The escalating threats last month prompted the White House to respond with a plan to increase the security of utilities and their suppliers. Pipelines are a particular problem because of their central role in the US economy.

The attack on Colonial came just as the country’s energy industry prepares for summer travel and fuel demand recovers from lockdowns related to pandemics.

It was reminiscent of a 2018 cyber attack that disrupted a third-party communications system used by several natural gas pipeline operators in the United States. This hack didn’t stop actual gas flows, but it delayed utility billing and made it difficult for traders to predict deliveries.

The Federal Bureau of Investigation attributed the violation to ransomware created by a group called DarkSide.
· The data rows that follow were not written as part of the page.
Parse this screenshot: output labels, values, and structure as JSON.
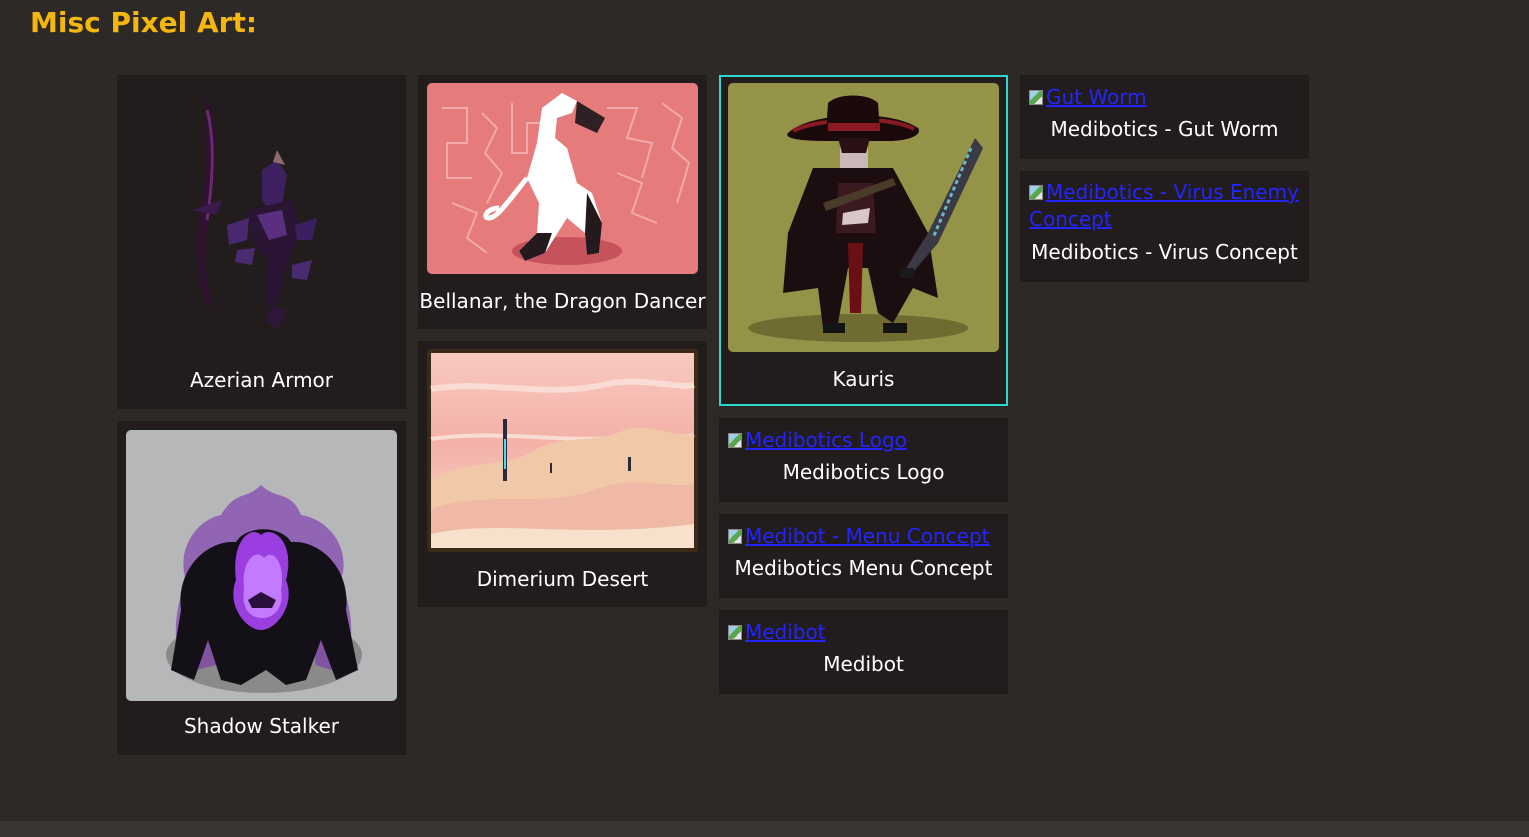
{
  "page": {
    "title": "Misc Pixel Art:"
  },
  "colors": {
    "background": "#2d2927",
    "card": "#221d1c",
    "heading": "#f5b610",
    "selected_border": "#2ed6d0",
    "link": "#2424ff"
  },
  "gallery": {
    "azerian": {
      "caption": "Azerian Armor",
      "icon": "dark-armor-artwork"
    },
    "shadow": {
      "caption": "Shadow Stalker",
      "icon": "shadow-creature-artwork"
    },
    "bellanar": {
      "caption": "Bellanar, the Dragon Dancer",
      "icon": "dragon-dancer-artwork"
    },
    "dimerium": {
      "caption": "Dimerium Desert",
      "icon": "desert-landscape-artwork"
    },
    "kauris": {
      "caption": "Kauris",
      "icon": "swordsman-artwork"
    },
    "logo": {
      "alt": "Medibotics Logo",
      "caption": "Medibotics Logo"
    },
    "menu": {
      "alt": "Medibot - Menu Concept",
      "caption": "Medibotics Menu Concept"
    },
    "medibot": {
      "alt": "Medibot",
      "caption": "Medibot"
    },
    "gutworm": {
      "alt": "Gut Worm",
      "caption": "Medibotics - Gut Worm"
    },
    "virus": {
      "alt_line1": "Medibotics - Virus Enemy",
      "alt_line2": "Concept",
      "caption": "Medibotics - Virus Concept"
    }
  }
}
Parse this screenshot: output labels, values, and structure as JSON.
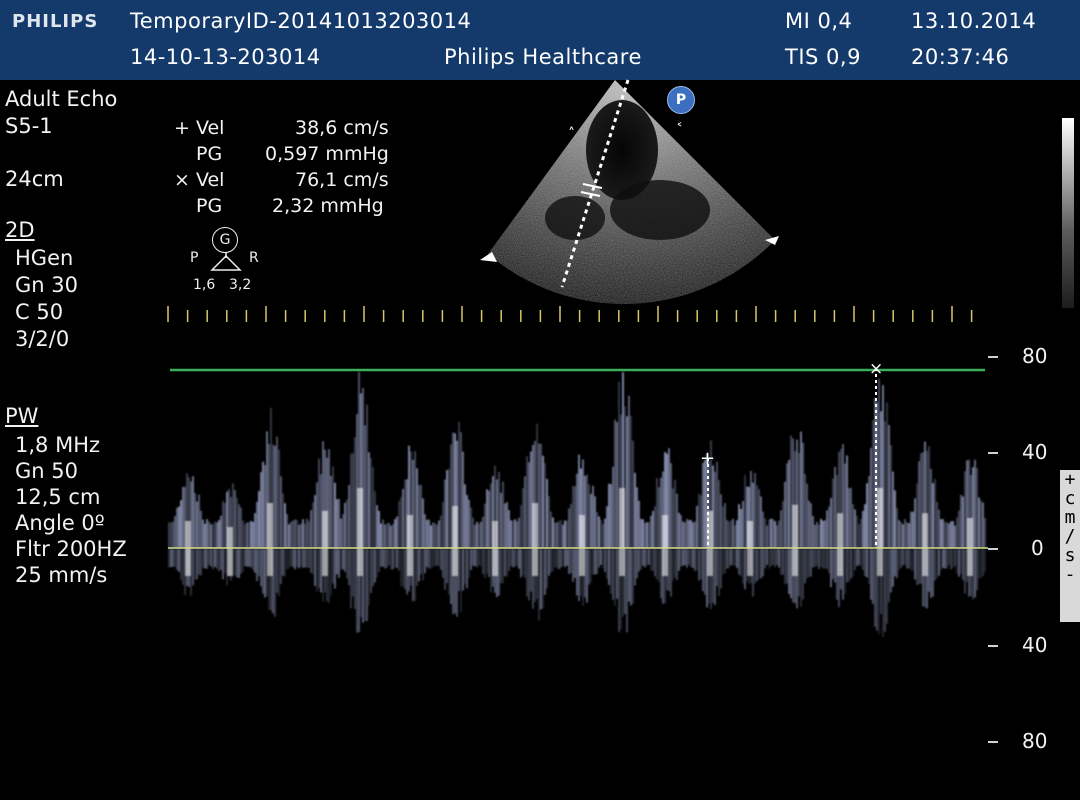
{
  "header": {
    "logo": "PHILIPS",
    "patient_id": "TemporaryID-20141013203014",
    "exam_id": "14-10-13-203014",
    "institution": "Philips Healthcare",
    "mi": "MI 0,4",
    "tis": "TIS 0,9",
    "date": "13.10.2014",
    "time": "20:37:46"
  },
  "left_panel": {
    "preset": "Adult Echo",
    "probe": "S5-1",
    "depth": "24cm",
    "mode_2d": "2D",
    "params_2d": [
      "HGen",
      "Gn 30",
      "C 50",
      "3/2/0"
    ],
    "mode_pw": "PW",
    "params_pw": [
      "1,8 MHz",
      "Gn 50",
      "12,5 cm",
      "Angle 0º",
      "Fltr 200HZ",
      "25 mm/s"
    ]
  },
  "measurements": [
    {
      "marker": "+ Vel",
      "value": "38,6 cm/s"
    },
    {
      "marker": "PG",
      "value": "0,597 mmHg"
    },
    {
      "marker": "× Vel",
      "value": "76,1 cm/s"
    },
    {
      "marker": "PG",
      "value": "2,32 mmHg"
    }
  ],
  "orientation": {
    "g": "G",
    "p": "P",
    "r": "R",
    "left_val": "1,6",
    "right_val": "3,2",
    "badge": "P"
  },
  "velocity_scale": {
    "labels": [
      "80",
      "40",
      "0",
      "40",
      "80"
    ],
    "unit": [
      "+",
      "c",
      "m",
      "/",
      "s",
      "-"
    ]
  },
  "colors": {
    "header_bg": "#143a6b",
    "baseline": "#d7e08a",
    "envelope_line": "#3caf5a",
    "spectrum": "#b8c2ee"
  }
}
There was some evidence linking DarkSide to Russia or other Eastern European countries. President Joe Biden said Russia has “some responsibility” to tackle the attack but has stopped blaming the Kremlin, saying “there is evidence” that the hackers or the software they are using are “in Russia”.

This isn’t the first time Colonial has been forced to shut down. In 2016, an explosion kept the system out of service for days, increasing gasoline prices and forcing the New York port market to become more dependent on fuel imports from overseas.

Colonial has the capacity to ship approximately 2.5 million barrels per day on its system from Houston to North Carolina and another 900,000 barrels per day to New York.

In ransomware cases, hackers deploy networks of malicious software that encrypt data and keep computers locked until victims pay the extortion fee, which can range from a few hundred to millions of dollars in cryptocurrency.

The utilities’ information technology networks, where email and other routine functions are performed, and the operational technology networks that control the actual functioning of the delivery of electricity or natural gas, are usually kept largely separate, which is why Colonial has decided to temporarily do both to switch off so unusual.